  14. ^ a b c d e f Thompson, Krissah; Harris, Hamil R. (March 13, 2013). "'They Shoot and Don't Ask Questions'". The Washington Post. p. A1. 
  15. ^ Sargent, Edward D. (July 24, 1980). "Dealing Dope Among the Forgotten: East Capitol Projects Resist Drug Invasion". The Washington Post. p. DC1. 
  16. ^ Milloy, Courtland (November 2, 1980). "Business as Usual Where Street Seller Was Slain". The Washington Post. p. B1 ; Kessler, Ronald (October 31, 1983). "300 Stage March Against Drugs in NE Area". The Washington Post. p. B1 ; "4 Men Slain in D.C.". The Washington Post. August 2, 1989. p. B8 ; Lewis, Nancy (June 18, 1991). "Drug Dealer's Death Called One of Many in Reign of Terror". The Washington Post. p. B1 ; Gaines-Carter, Patrice; Wilgoren, Debbi (August 28, 1992). "On Clay Terrace, 3 More Shootings 'Ain't No Story'". The Washington Post. p. D1. 
  17. ^ Douglas, Dickson & Ackerman 2008, pp. 290-291.
  18. ^ Catlin, Roger (April 29, 2012). "Washington, D.C., Sites With Links to Marvin Gaye". The Washington Post. p. E8. 
  19. ^ "Wilson School Shutdown Is Approved: Pupils Transferred". The Washington Post.
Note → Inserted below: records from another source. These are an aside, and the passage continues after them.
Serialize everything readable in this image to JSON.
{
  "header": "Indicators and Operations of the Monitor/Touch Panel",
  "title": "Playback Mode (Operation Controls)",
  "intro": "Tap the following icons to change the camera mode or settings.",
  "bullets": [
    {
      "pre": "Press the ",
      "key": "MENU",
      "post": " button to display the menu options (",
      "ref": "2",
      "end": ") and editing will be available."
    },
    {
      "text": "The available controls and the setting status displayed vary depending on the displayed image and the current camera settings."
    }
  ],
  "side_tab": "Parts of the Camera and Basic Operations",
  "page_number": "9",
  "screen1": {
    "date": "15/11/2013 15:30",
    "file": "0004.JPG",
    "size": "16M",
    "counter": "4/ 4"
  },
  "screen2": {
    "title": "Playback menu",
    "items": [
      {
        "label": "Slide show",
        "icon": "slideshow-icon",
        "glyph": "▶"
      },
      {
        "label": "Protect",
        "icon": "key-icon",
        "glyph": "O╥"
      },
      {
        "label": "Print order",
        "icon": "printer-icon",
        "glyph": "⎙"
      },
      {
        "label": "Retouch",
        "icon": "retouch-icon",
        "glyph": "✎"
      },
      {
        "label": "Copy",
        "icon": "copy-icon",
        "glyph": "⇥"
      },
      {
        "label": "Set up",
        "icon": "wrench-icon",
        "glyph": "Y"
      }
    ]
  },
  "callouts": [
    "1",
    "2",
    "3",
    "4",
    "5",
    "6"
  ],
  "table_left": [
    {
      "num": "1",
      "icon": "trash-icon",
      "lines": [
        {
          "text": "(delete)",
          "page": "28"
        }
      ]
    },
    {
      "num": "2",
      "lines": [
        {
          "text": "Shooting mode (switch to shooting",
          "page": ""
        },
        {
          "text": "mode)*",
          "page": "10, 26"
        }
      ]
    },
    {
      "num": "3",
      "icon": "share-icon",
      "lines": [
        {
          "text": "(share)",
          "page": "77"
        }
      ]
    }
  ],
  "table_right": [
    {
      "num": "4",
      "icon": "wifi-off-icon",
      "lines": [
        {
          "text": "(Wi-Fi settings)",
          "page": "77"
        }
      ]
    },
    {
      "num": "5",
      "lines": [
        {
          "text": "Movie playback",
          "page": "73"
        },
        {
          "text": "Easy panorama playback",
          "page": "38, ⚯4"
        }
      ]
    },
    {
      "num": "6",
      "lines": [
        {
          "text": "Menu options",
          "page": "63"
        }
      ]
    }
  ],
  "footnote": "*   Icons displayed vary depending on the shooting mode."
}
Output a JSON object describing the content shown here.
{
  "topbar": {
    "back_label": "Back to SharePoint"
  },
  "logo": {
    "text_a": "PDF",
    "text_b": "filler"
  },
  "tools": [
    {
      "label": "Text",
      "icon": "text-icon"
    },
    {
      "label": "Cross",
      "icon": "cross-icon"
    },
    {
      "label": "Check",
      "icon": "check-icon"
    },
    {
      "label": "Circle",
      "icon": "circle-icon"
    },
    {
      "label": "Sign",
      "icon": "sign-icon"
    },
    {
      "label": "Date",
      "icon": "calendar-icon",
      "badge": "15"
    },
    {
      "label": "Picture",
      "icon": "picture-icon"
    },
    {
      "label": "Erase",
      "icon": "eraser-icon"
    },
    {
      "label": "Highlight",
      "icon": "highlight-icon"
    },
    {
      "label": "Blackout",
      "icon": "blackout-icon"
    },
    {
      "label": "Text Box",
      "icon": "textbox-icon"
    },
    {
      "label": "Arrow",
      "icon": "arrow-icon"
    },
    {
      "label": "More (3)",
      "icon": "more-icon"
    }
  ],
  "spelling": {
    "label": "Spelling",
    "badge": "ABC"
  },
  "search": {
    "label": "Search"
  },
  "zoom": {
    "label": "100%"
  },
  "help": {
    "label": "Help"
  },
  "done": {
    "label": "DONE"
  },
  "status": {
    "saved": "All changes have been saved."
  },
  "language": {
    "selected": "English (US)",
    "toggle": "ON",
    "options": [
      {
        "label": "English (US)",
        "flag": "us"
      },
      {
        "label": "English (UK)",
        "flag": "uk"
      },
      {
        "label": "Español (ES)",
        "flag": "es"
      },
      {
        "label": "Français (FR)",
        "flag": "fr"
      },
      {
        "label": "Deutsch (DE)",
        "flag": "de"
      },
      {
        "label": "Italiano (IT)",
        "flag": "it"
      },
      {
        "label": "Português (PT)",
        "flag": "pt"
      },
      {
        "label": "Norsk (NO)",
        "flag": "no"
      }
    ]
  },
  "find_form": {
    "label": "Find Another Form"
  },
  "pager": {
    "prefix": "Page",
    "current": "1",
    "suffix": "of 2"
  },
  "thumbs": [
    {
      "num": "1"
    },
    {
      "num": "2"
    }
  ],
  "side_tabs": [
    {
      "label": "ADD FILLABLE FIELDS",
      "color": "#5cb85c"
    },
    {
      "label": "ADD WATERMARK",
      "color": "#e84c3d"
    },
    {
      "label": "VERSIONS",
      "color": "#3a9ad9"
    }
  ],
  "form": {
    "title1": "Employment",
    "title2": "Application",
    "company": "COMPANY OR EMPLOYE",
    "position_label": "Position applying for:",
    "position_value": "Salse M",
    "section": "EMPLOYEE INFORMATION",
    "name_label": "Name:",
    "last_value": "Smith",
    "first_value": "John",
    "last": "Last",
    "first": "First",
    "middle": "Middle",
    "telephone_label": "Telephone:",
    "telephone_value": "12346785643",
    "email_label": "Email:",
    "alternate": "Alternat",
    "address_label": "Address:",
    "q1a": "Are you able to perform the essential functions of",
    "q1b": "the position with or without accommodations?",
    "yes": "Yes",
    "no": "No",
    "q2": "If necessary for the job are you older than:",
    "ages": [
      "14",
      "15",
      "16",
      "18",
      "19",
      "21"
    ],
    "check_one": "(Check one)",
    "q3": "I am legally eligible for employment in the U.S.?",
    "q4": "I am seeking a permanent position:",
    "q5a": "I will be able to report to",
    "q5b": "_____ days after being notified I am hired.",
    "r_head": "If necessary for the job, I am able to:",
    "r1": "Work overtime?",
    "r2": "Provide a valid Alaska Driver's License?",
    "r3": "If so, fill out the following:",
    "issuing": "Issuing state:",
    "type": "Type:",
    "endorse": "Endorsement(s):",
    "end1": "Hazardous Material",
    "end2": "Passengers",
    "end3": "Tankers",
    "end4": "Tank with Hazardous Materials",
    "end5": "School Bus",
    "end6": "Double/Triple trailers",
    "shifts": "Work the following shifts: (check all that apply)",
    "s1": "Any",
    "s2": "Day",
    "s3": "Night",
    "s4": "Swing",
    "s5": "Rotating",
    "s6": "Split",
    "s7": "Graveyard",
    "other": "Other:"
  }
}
October 19, 1954. p. 17. 
  20. ^ Turque, Bill (April 26, 2012). "Four Charter Schools to Open in 2013". The Washington Post. p. T17. 
  21. ^ "Innovations in Schools". The Washington Post. March 13, 1907. p. 16. 
  22. ^ Jackson, Luther P. (October 29, 1961). "4000 District Children Need Help–But the Money Just Isn't There". The Washington Post. p. E2. 
  23. ^ Haggerty, Maryann (April 21, 1997). "D.C. Overstating Payoff From School Closings, Specialists Say". The Washington Post. p. B1. 
  24. ^ Pressley-Montes, Sue Ann (February 10, 2007). "Warm Welcome as Simon Elementary Reopens". The Washington Post. p. B2 ; Turque, Bill (December 23, 2011). "Successes and Hurdles". The Washington Post. p. B1. 

Bibliography[edit]